Abstract

Artificial accretions with cylindrical symmetry have been grown using a simple wind tunnel. The main features of the apparatus are described. Factors concerning the validity of the simulation of natural hail are discussed. Thin sections of the samples are used to study the crystal fabric of the accretions. This study is devoted mainly to the “dry” regime of growth, and the effects on the fabric of sample rotation during growth and of mixed clouds are reported. In dry growth no effects are observed for rotational speed up to 40 Hz. Marked asperities form on wet and spongy deposits formed at 30–40 Hz; their structure strongly resembles that of icicle lobes in large hailstones. Ice crystals in the airstream are readily captured by and modify the structure of wet and spongy growths. Although ice crystals do not appear to be captured by dry growths in quantities sufficient to influence the growth rates, their presence in the airstream does modify the crystal structure.
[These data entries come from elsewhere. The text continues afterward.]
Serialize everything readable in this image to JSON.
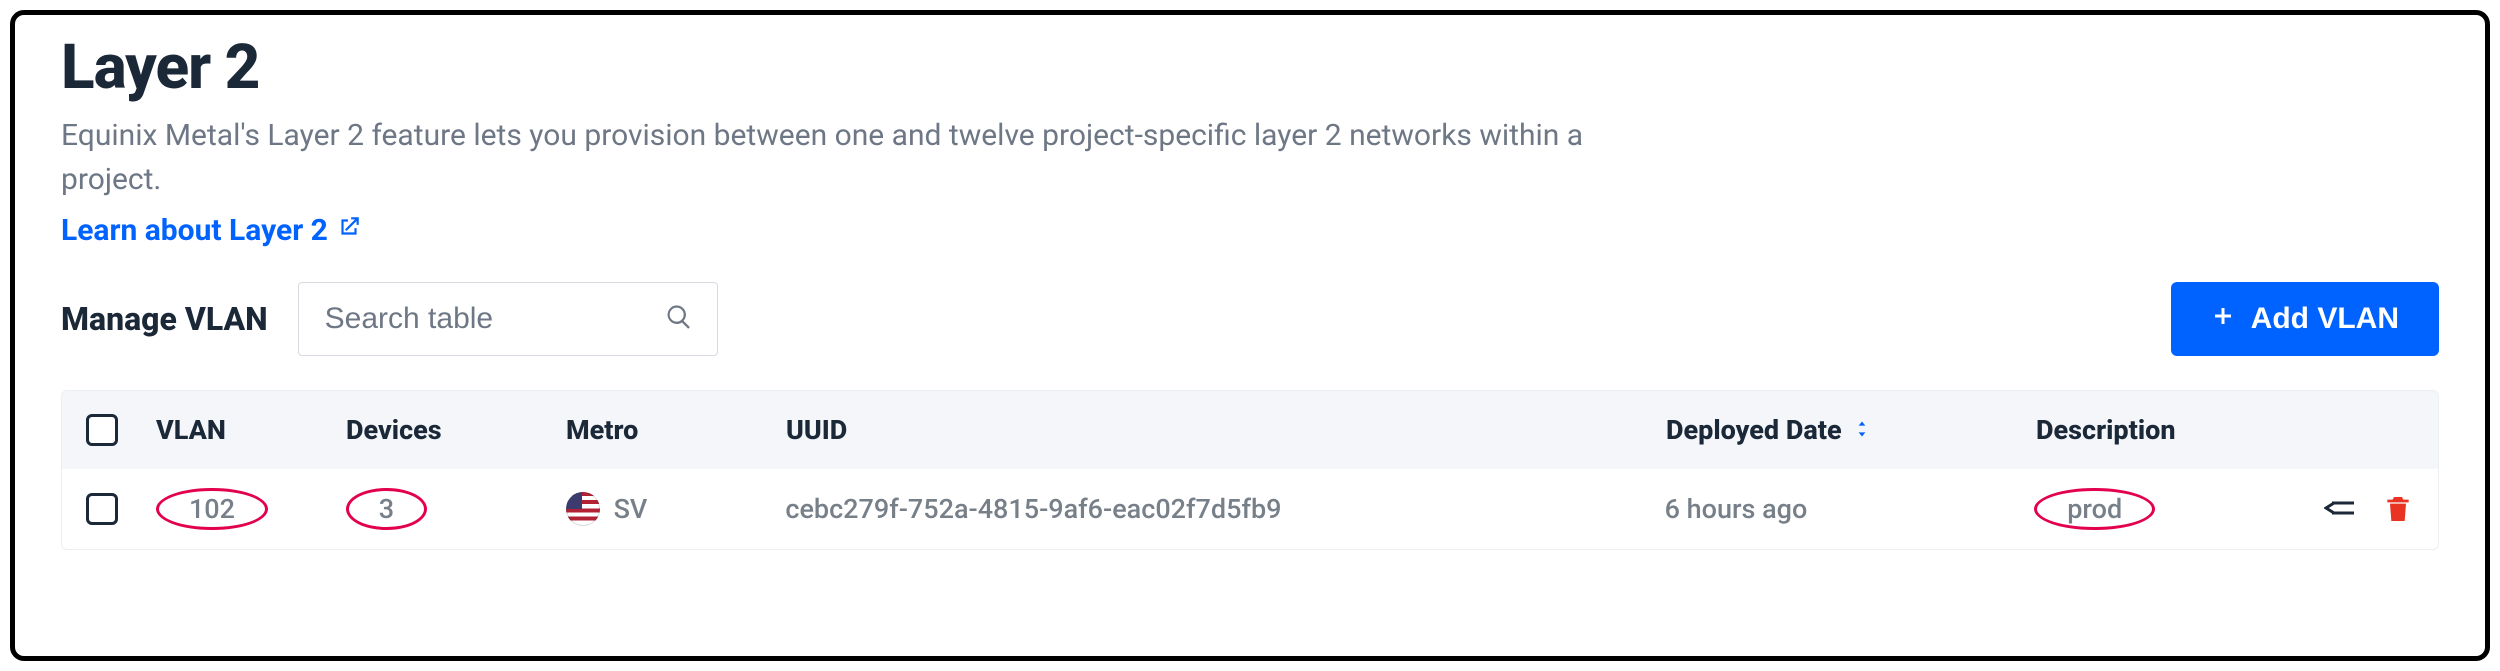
{
  "page": {
    "title": "Layer 2",
    "description_line1": "Equinix Metal's Layer 2 feature lets you provision between one and twelve project-specific layer 2 networks within a",
    "description_line2": "project.",
    "learn_link": "Learn about Layer 2"
  },
  "toolbar": {
    "manage_label": "Manage VLAN",
    "search_placeholder": "Search table",
    "add_button": "Add VLAN"
  },
  "table": {
    "headers": {
      "vlan": "VLAN",
      "devices": "Devices",
      "metro": "Metro",
      "uuid": "UUID",
      "deployed_date": "Deployed Date",
      "description": "Description"
    },
    "rows": [
      {
        "vlan": "102",
        "devices": "3",
        "metro": "SV",
        "metro_flag": "US",
        "uuid": "cebc279f-752a-4815-9af6-eac02f7d5fb9",
        "deployed_date": "6 hours ago",
        "description": "prod"
      }
    ]
  }
}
In following parts of this series, the effects of annealing on the structural fabric (Part II) and analysis techniques for the structural fabric (Part III) will be presented. Implications for the determination of growth trajectories will be discussed.

This content is only available as a PDF.